**What you have to do**: An identical copy of all records below is to be written out.

**Data excerpts**:
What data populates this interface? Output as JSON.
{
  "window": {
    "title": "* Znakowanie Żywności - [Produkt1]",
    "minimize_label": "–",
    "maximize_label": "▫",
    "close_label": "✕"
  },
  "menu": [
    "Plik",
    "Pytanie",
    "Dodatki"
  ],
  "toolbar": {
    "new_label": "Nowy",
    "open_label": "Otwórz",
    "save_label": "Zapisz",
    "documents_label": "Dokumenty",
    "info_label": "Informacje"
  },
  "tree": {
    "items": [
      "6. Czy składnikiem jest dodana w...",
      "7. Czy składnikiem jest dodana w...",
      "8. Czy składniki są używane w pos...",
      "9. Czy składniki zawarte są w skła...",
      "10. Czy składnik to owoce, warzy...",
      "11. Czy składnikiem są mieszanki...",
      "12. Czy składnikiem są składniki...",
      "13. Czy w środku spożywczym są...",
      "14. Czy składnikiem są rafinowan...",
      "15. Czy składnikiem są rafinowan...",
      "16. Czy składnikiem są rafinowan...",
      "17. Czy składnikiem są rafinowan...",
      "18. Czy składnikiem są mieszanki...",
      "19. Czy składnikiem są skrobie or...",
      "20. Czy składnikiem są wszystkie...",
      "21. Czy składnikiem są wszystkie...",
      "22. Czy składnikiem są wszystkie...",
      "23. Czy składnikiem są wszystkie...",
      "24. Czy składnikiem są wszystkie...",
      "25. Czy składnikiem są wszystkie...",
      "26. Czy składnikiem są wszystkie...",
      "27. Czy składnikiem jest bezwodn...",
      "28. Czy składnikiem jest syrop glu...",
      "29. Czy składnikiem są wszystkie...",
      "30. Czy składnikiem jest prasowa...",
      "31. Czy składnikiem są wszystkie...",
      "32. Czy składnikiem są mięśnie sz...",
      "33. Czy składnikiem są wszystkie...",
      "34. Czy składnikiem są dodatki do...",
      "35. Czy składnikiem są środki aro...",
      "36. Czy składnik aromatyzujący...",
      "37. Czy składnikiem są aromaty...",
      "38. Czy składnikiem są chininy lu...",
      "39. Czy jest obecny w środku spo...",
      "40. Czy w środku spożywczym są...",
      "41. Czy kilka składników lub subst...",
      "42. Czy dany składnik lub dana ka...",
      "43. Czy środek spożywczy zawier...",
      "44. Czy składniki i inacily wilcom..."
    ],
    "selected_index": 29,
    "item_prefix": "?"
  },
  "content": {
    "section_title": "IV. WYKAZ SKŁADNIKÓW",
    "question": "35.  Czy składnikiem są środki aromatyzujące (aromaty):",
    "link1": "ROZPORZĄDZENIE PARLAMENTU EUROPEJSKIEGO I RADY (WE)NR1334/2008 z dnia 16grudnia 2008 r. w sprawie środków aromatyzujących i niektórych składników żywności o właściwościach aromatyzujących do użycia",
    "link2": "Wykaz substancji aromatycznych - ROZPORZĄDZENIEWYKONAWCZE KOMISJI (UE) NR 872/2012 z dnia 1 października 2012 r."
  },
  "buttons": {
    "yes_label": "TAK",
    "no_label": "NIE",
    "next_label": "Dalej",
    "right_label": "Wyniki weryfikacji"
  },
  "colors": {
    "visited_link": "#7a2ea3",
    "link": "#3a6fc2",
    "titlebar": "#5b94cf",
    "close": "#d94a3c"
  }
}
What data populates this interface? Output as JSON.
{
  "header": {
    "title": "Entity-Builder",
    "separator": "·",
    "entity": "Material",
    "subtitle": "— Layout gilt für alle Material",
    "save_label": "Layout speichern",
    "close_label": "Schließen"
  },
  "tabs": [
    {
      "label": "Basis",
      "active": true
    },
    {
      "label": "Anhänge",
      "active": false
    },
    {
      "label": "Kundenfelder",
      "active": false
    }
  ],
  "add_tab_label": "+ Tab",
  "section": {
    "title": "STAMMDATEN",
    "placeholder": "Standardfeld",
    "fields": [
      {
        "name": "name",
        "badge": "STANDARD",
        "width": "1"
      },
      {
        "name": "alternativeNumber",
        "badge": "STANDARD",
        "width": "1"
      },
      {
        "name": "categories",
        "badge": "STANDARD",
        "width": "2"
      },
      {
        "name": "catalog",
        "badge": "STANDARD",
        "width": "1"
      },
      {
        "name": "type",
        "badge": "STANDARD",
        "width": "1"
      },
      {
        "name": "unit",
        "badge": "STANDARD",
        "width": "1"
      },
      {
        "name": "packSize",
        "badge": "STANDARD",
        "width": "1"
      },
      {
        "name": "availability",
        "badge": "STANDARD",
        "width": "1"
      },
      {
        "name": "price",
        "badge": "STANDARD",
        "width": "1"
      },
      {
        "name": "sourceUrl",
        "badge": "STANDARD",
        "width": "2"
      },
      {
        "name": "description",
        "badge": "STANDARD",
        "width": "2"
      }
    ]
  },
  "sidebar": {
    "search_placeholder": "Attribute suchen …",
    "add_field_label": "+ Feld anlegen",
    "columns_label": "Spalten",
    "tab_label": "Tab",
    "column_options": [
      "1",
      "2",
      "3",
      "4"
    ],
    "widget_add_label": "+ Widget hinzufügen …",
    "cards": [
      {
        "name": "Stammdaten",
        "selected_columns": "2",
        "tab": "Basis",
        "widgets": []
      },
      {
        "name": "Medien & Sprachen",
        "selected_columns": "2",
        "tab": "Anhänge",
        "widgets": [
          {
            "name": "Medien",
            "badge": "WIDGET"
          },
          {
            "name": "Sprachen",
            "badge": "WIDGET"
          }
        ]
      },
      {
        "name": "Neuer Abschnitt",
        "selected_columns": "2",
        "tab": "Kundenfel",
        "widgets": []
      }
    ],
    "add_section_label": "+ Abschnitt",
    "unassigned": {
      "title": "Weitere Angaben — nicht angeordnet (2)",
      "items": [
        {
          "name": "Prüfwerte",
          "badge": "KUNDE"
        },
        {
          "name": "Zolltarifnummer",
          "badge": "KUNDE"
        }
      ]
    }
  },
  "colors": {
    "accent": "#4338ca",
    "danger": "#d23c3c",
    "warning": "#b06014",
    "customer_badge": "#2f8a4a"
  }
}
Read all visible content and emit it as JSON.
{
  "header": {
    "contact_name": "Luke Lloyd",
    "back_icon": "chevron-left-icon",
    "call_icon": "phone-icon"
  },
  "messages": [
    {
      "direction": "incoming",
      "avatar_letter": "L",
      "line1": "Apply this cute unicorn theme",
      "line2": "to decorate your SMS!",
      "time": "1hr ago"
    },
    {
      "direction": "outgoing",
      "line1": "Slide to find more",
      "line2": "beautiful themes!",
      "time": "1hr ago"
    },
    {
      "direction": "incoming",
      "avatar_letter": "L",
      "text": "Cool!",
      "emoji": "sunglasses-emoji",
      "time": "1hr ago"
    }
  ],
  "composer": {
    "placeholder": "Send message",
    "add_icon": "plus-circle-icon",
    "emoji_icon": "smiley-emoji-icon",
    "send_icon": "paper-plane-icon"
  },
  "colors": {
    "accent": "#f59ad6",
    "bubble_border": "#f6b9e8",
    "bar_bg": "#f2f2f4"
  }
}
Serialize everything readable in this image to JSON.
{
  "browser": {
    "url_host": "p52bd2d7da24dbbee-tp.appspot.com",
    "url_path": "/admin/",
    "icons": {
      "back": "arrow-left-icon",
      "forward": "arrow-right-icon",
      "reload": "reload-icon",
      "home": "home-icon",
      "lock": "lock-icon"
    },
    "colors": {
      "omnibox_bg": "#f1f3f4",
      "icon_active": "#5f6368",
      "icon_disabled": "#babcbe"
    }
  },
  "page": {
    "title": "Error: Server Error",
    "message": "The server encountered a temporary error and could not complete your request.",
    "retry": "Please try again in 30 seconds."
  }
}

**Expected answer**:
What data populates this interface? Output as JSON.
{
  "window": {
    "title": "* Znakowanie Żywności - [Produkt1]",
    "minimize_label": "–",
    "maximize_label": "▫",
    "close_label": "✕"
  },
  "menu": [
    "Plik",
    "Pytanie",
    "Dodatki"
  ],
  "toolbar": {
    "new_label": "Nowy",
    "open_label": "Otwórz",
    "save_label": "Zapisz",
    "documents_label": "Dokumenty",
    "info_label": "Informacje"
  },
  "tree": {
    "items": [
      "6. Czy składnikiem jest dodana w...",
      "7. Czy składnikiem jest dodana w...",
      "8. Czy składniki są używane w pos...",
      "9. Czy składniki zawarte są w skła...",
      "10. Czy składnik to owoce, warzy...",
      "11. Czy składnikiem są mieszanki...",
      "12. Czy składnikiem są składniki...",
      "13. Czy w środku spożywczym są...",
      "14. Czy składnikiem są rafinowan...",
      "15. Czy składnikiem są rafinowan...",
      "16. Czy składnikiem są rafinowan...",
      "17. Czy składnikiem są rafinowan...",
      "18. Czy składnikiem są mieszanki...",
      "19. Czy składnikiem są skrobie or...",
      "20. Czy składnikiem są wszystkie...",
      "21. Czy składnikiem są wszystkie...",
      "22. Czy składnikiem są wszystkie...",
      "23. Czy składnikiem są wszystkie...",
      "24. Czy składnikiem są wszystkie...",
      "25. Czy składnikiem są wszystkie...",
      "26. Czy składnikiem są wszystkie...",
      "27. Czy składnikiem jest bezwodn...",
      "28. Czy składnikiem jest syrop glu...",
      "29. Czy składnikiem są wszystkie...",
      "30. Czy składnikiem jest prasowa...",
      "31. Czy składnikiem są wszystkie...",
      "32. Czy składnikiem są mięśnie sz...",
      "33. Czy składnikiem są wszystkie...",
      "34. Czy składnikiem są dodatki do...",
      "35. Czy składnikiem są środki aro...",
      "36. Czy składnik aromatyzujący...",
      "37. Czy składnikiem są aromaty...",
      "38. Czy składnikiem są chininy lu...",
      "39. Czy jest obecny w środku spo...",
      "40. Czy w środku spożywczym są...",
      "41. Czy kilka składników lub subst...",
      "42. Czy dany składnik lub dana ka...",
      "43. Czy środek spożywczy zawier...",
      "44. Czy składniki i inacily wilcom..."
    ],
    "selected_index": 29,
    "item_prefix": "?"
  },
  "content": {
    "section_title": "IV. WYKAZ SKŁADNIKÓW",
    "question": "35.  Czy składnikiem są środki aromatyzujące (aromaty):",
    "link1": "ROZPORZĄDZENIE PARLAMENTU EUROPEJSKIEGO I RADY (WE)NR1334/2008 z dnia 16grudnia 2008 r. w sprawie środków aromatyzujących i niektórych składników żywności o właściwościach aromatyzujących do użycia",
    "link2": "Wykaz substancji aromatycznych - ROZPORZĄDZENIEWYKONAWCZE KOMISJI (UE) NR 872/2012 z dnia 1 października 2012 r."
  },
  "buttons": {
    "yes_label": "TAK",
    "no_label": "NIE",
    "next_label": "Dalej",
    "right_label": "Wyniki weryfikacji"
  },
  "colors": {
    "visited_link": "#7a2ea3",
    "link": "#3a6fc2",
    "titlebar": "#5b94cf",
    "close": "#d94a3c"
  }
}
What data populates this interface? Output as JSON.
{
  "header": {
    "title": "Entity-Builder",
    "separator": "·",
    "entity": "Material",
    "subtitle": "— Layout gilt für alle Material",
    "save_label": "Layout speichern",
    "close_label": "Schließen"
  },
  "tabs": [
    {
      "label": "Basis",
      "active": true
    },
    {
      "label": "Anhänge",
      "active": false
    },
    {
      "label": "Kundenfelder",
      "active": false
    }
  ],
  "add_tab_label": "+ Tab",
  "section": {
    "title": "STAMMDATEN",
    "placeholder": "Standardfeld",
    "fields": [
      {
        "name": "name",
        "badge": "STANDARD",
        "width": "1"
      },
      {
        "name": "alternativeNumber",
        "badge": "STANDARD",
        "width": "1"
      },
      {
        "name": "categories",
        "badge": "STANDARD",
        "width": "2"
      },
      {
        "name": "catalog",
        "badge": "STANDARD",
        "width": "1"
      },
      {
        "name": "type",
        "badge": "STANDARD",
        "width": "1"
      },
      {
        "name": "unit",
        "badge": "STANDARD",
        "width": "1"
      },
      {
        "name": "packSize",
        "badge": "STANDARD",
        "width": "1"
      },
      {
        "name": "availability",
        "badge": "STANDARD",
        "width": "1"
      },
      {
        "name": "price",
        "badge": "STANDARD",
        "width": "1"
      },
      {
        "name": "sourceUrl",
        "badge": "STANDARD",
        "width": "2"
      },
      {
        "name": "description",
        "badge": "STANDARD",
        "width": "2"
      }
    ]
  },
  "sidebar": {
    "search_placeholder": "Attribute suchen …",
    "add_field_label": "+ Feld anlegen",
    "columns_label": "Spalten",
    "tab_label": "Tab",
    "column_options": [
      "1",
      "2",
      "3",
      "4"
    ],
    "widget_add_label": "+ Widget hinzufügen …",
    "cards": [
      {
        "name": "Stammdaten",
        "selected_columns": "2",
        "tab": "Basis",
        "widgets": []
      },
      {
        "name": "Medien & Sprachen",
        "selected_columns": "2",
        "tab": "Anhänge",
        "widgets": [
          {
            "name": "Medien",
            "badge": "WIDGET"
          },
          {
            "name": "Sprachen",
            "badge": "WIDGET"
          }
        ]
      },
      {
        "name": "Neuer Abschnitt",
        "selected_columns": "2",
        "tab": "Kundenfel",
        "widgets": []
      }
    ],
    "add_section_label": "+ Abschnitt",
    "unassigned": {
      "title": "Weitere Angaben — nicht angeordnet (2)",
      "items": [
        {
          "name": "Prüfwerte",
          "badge": "KUNDE"
        },
        {
          "name": "Zolltarifnummer",
          "badge": "KUNDE"
        }
      ]
    }
  },
  "colors": {
    "accent": "#4338ca",
    "danger": "#d23c3c",
    "warning": "#b06014",
    "customer_badge": "#2f8a4a"
  }
}
Read all visible content and emit it as JSON.
{
  "header": {
    "contact_name": "Luke Lloyd",
    "back_icon": "chevron-left-icon",
    "call_icon": "phone-icon"
  },
  "messages": [
    {
      "direction": "incoming",
      "avatar_letter": "L",
      "line1": "Apply this cute unicorn theme",
      "line2": "to decorate your SMS!",
      "time": "1hr ago"
    },
    {
      "direction": "outgoing",
      "line1": "Slide to find more",
      "line2": "beautiful themes!",
      "time": "1hr ago"
    },
    {
      "direction": "incoming",
      "avatar_letter": "L",
      "text": "Cool!",
      "emoji": "sunglasses-emoji",
      "time": "1hr ago"
    }
  ],
  "composer": {
    "placeholder": "Send message",
    "add_icon": "plus-circle-icon",
    "emoji_icon": "smiley-emoji-icon",
    "send_icon": "paper-plane-icon"
  },
  "colors": {
    "accent": "#f59ad6",
    "bubble_border": "#f6b9e8",
    "bar_bg": "#f2f2f4"
  }
}
Serialize everything readable in this image to JSON.
{
  "browser": {
    "url_host": "p52bd2d7da24dbbee-tp.appspot.com",
    "url_path": "/admin/",
    "icons": {
      "back": "arrow-left-icon",
      "forward": "arrow-right-icon",
      "reload": "reload-icon",
      "home": "home-icon",
      "lock": "lock-icon"
    },
    "colors": {
      "omnibox_bg": "#f1f3f4",
      "icon_active": "#5f6368",
      "icon_disabled": "#babcbe"
    }
  },
  "page": {
    "title": "Error: Server Error",
    "message": "The server encountered a temporary error and could not complete your request.",
    "retry": "Please try again in 30 seconds."
  }
}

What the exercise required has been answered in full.